by Pam Houston

For me the whole process begins with Henry James’ advice: A writer should strive to be a person on whom nothing is lost. So my first task is to pay strict attention—with all of my senses—to whatever moment I am in. What I am trying to be alert to are things that have for me a kind of shimmer of resonance around them, things that, were I with a trusted friend, I would say, “hey, look at that!” or “did you hear that?”

I call these writing-worthy objects and events “glimmers” when I teach, although I don’t love the word glimmer because it suggests prettiness, and often these things are anything but. The word glimmer does correctly suggest how momentary they can be, how sleight. The feeling of resonance—of recognition—that accompanies them is also often momentary and subtle, so at the same time I am paying strict attention to the world, I am also paying strict attention to my internal reaction to it.

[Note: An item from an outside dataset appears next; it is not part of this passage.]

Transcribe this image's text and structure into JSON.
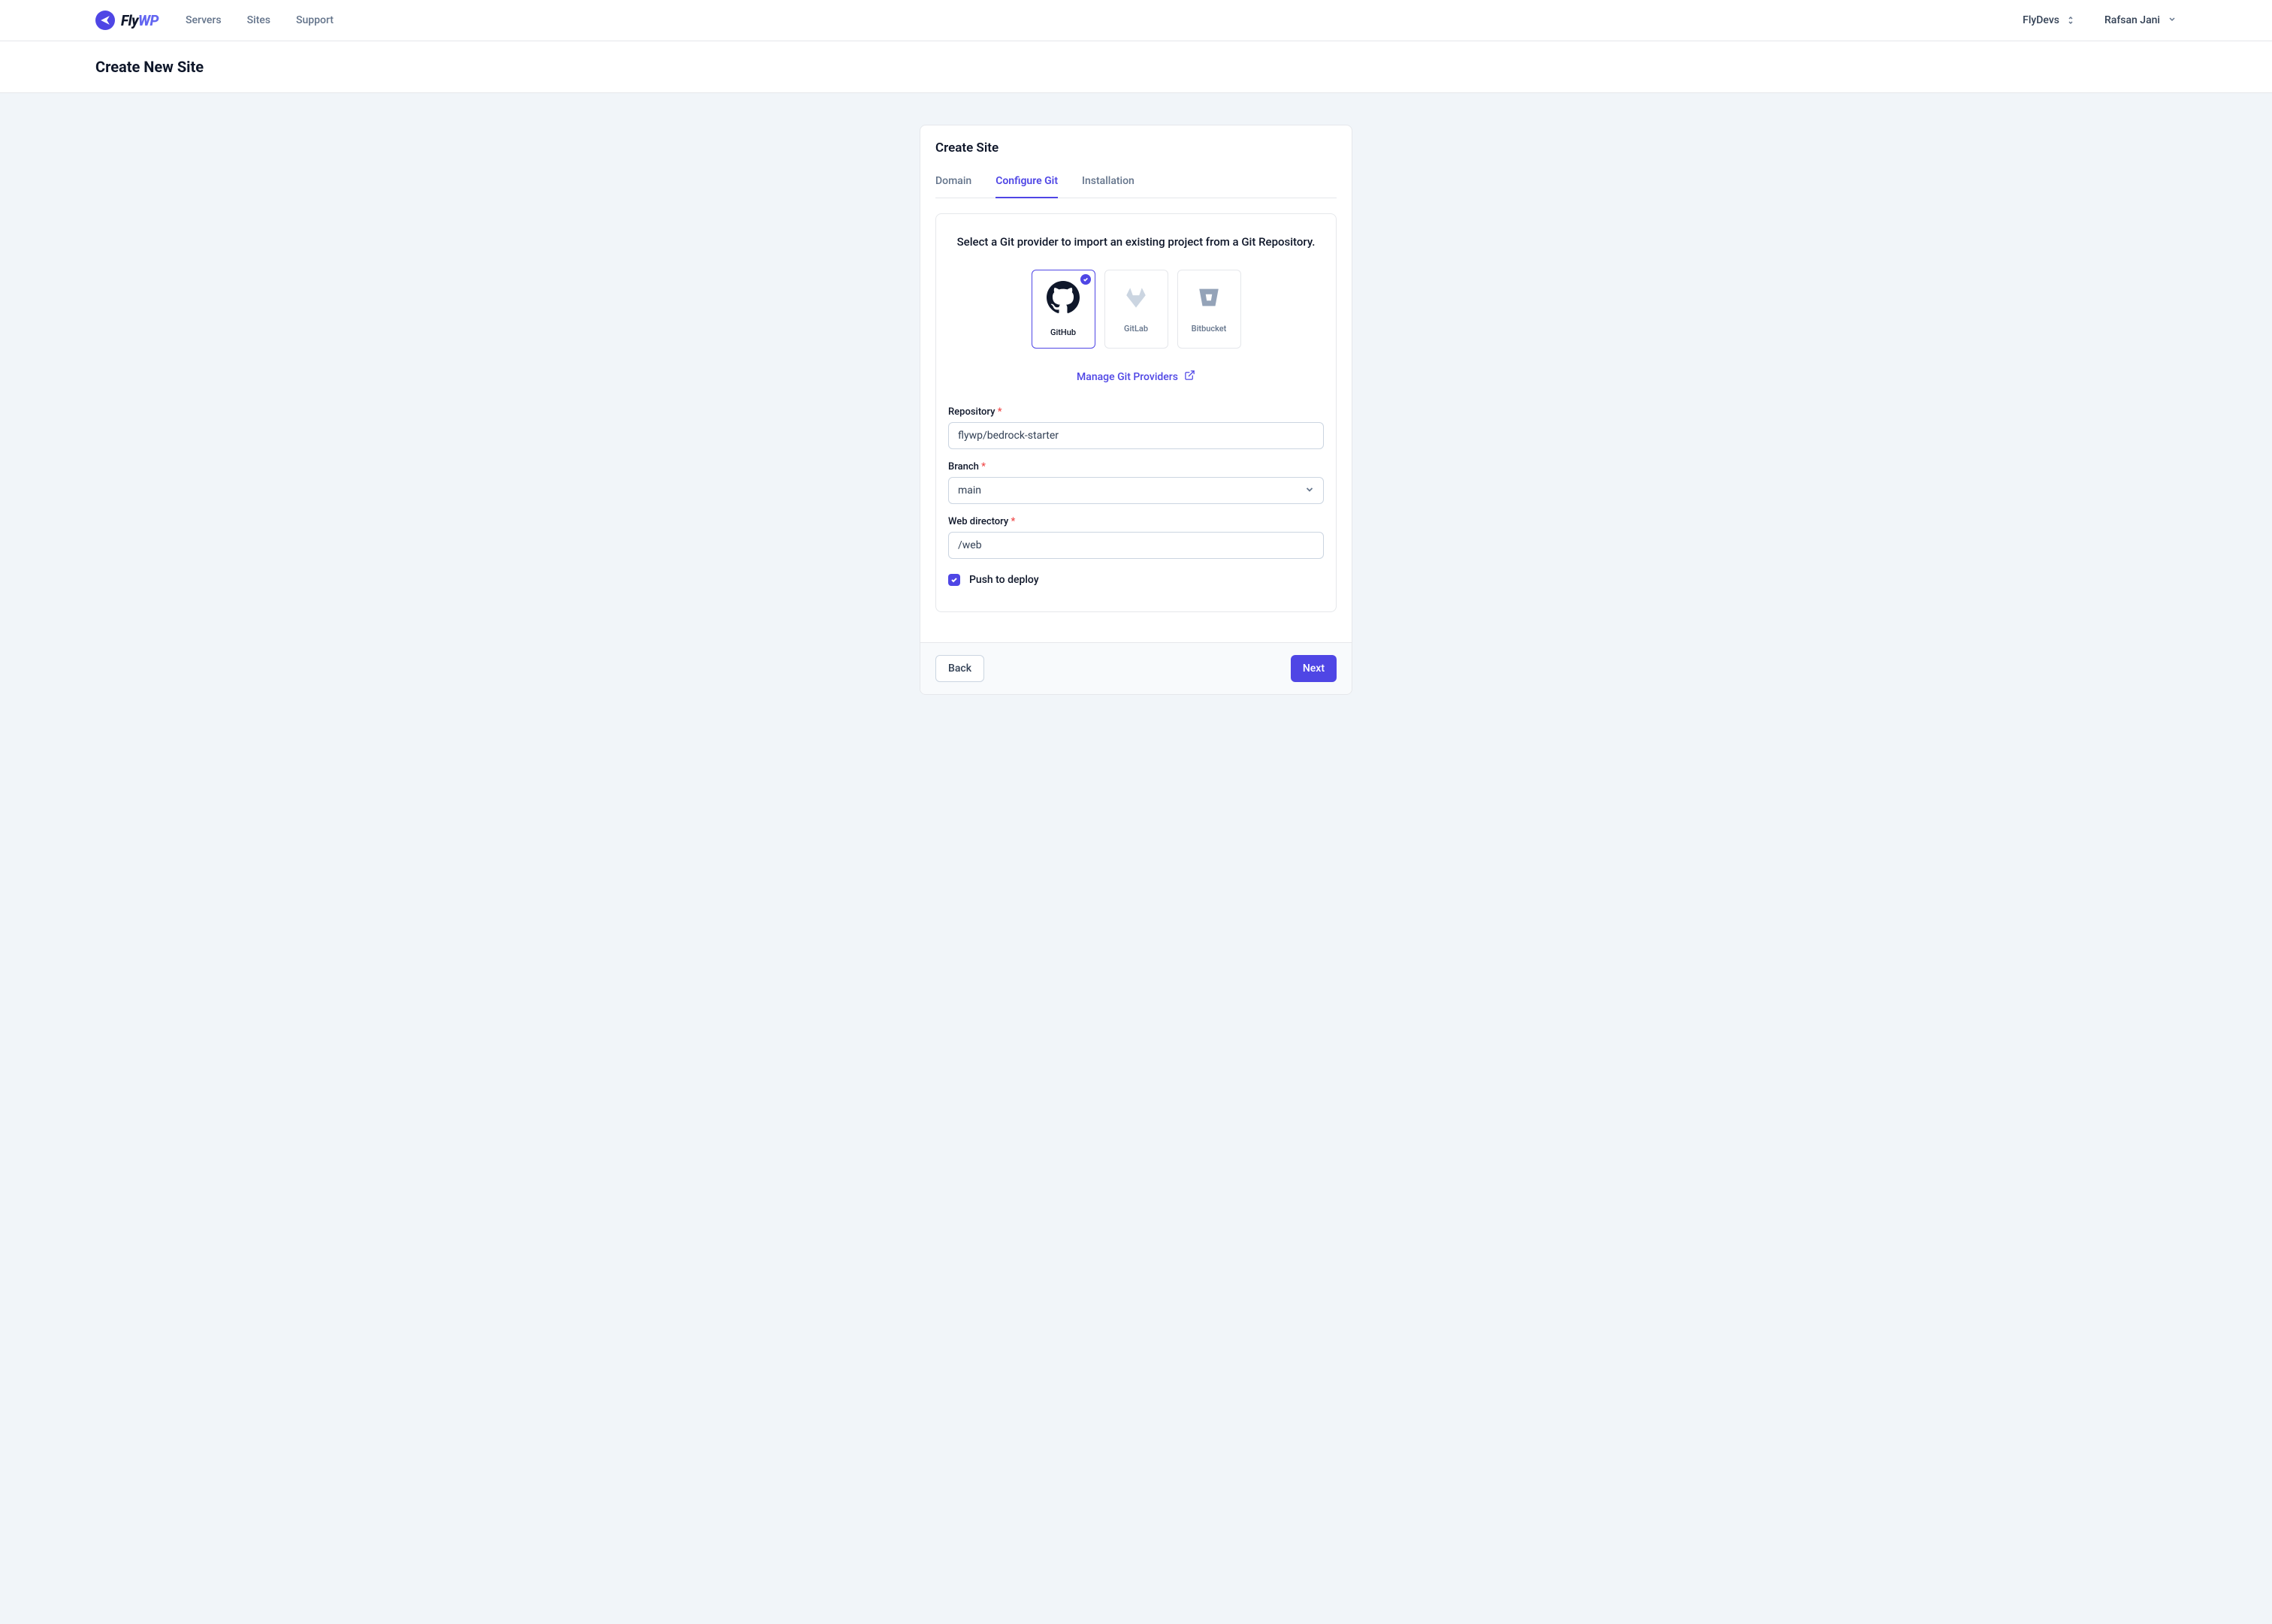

A not particularly flashy example: Last night I gave a reading in Ketchum, Idaho, and at the rather spectacular dinner party afterwards, the Vodka presentation was a bottle of Kettle One frozen inside a block of ice, and inside the block of ice were frozen whole red roses. I couldn’t stop looking at it, even during dinner when I had to crane my neck around to see it. Finally, I took its picture with my phone.

I have some suspicions about why the vodka bottle drew my eye: my parents were both alcoholics; vodka was their drink of choice; my mother brought on the heart attack that killed her (too young) with a combination of high end vodka and Vioxx. There is also something in there about the bottle’s beauty—it was simply stunning—which started a mini conversation in my head about art and its relationship to the things we fear most, about the healing power of beauty.

But the truth is, it is better for me to actively resist thinking about why the ice and rose encrusted bottle captured my attention, so I am not in danger of over-determining the metaphor before it has had a chance to stew. The most important thing is to get the bottle down on paper, as completely and concisely and accurately as I can.

The next step is to combine this glimmer with five or ten or a hundred others, most of which, at first glance, would seem to have nothing to do with a vodka bottle, except inasmuch as they arrived on a similar warm wind of resonance. If all the ingredients of a story have this metaphorical integrity, I reason, all I have to do is get the right pieces next to each other, figure out which ones to include and exclude, let their meaning bubble up to the surface like Jack Daniels distills up out of good Tennessee mash (another parental favorite). All I have to do, in other words, is get far enough out of the story’s way that I don’t screw it up.

Pam Houston is the author of five books of fiction and nonfiction including Contents May Have Shifted, Cowboys Are My Weakness and Waltzing the Cat. Her stories have been anthologized widely, including in the O. Henry Prize volumes, Best American Short Stories and the Best American Short Stories of the Century. She teaches creative writing at UC Davis and Pacific University, and lives at 9,000 feet in Colorado near the headwaters of the Rio Grande.